Stored data
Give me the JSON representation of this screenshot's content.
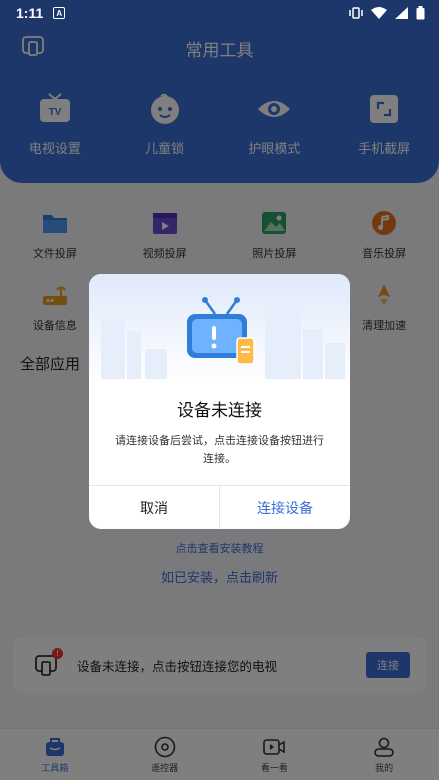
{
  "status": {
    "time": "1:11"
  },
  "header": {
    "title": "常用工具",
    "quick_tools": [
      {
        "label": "电视设置",
        "icon": "tv-icon"
      },
      {
        "label": "儿童锁",
        "icon": "child-face-icon"
      },
      {
        "label": "护眼模式",
        "icon": "eye-icon"
      },
      {
        "label": "手机截屏",
        "icon": "screenshot-icon"
      }
    ]
  },
  "grid": {
    "row1": [
      {
        "label": "文件投屏",
        "icon": "folder-icon"
      },
      {
        "label": "视频投屏",
        "icon": "video-icon"
      },
      {
        "label": "照片投屏",
        "icon": "photo-icon"
      },
      {
        "label": "音乐投屏",
        "icon": "music-icon"
      }
    ],
    "row2": [
      {
        "label": "设备信息",
        "icon": "router-icon"
      },
      {
        "label": "清理加速",
        "icon": "rocket-icon"
      }
    ]
  },
  "section": {
    "all_apps": "全部应用"
  },
  "links": {
    "tutorial": "点击查看安装教程",
    "refresh": "如已安装，点击刷新"
  },
  "connect_bar": {
    "message": "设备未连接，点击按钮连接您的电视",
    "button": "连接",
    "badge": "!"
  },
  "tabbar": [
    {
      "label": "工具箱",
      "icon": "toolbox-icon",
      "active": true
    },
    {
      "label": "遥控器",
      "icon": "remote-icon"
    },
    {
      "label": "看一看",
      "icon": "watch-video-icon"
    },
    {
      "label": "我的",
      "icon": "profile-icon"
    }
  ],
  "dialog": {
    "title": "设备未连接",
    "message": "请连接设备后尝试，点击连接设备按钮进行连接。",
    "cancel": "取消",
    "confirm": "连接设备"
  },
  "colors": {
    "primary": "#3c6fd4",
    "badge": "#ee3333"
  }
}
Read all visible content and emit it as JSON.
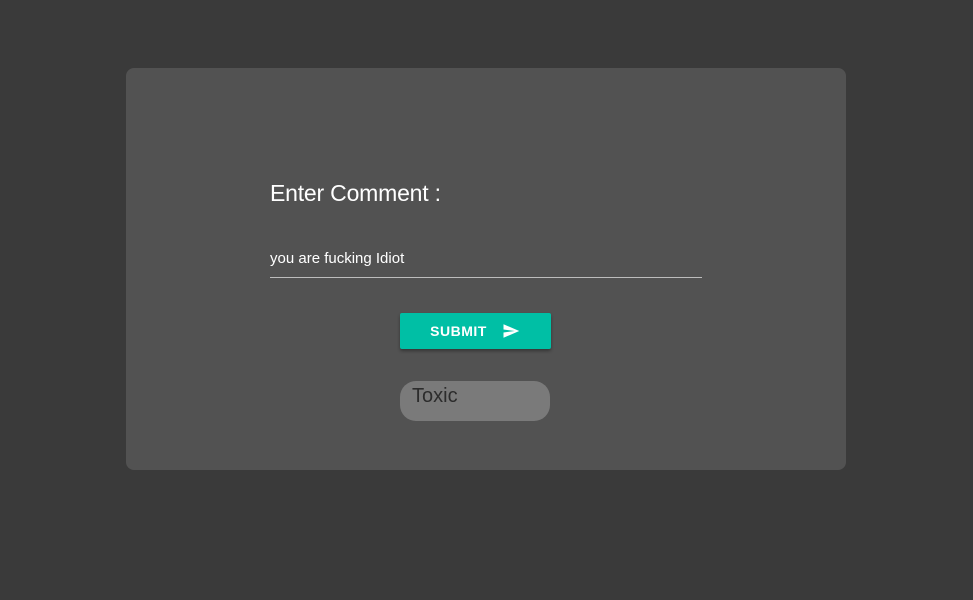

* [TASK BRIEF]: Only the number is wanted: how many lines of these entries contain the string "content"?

* [ANSWER BOX]: 2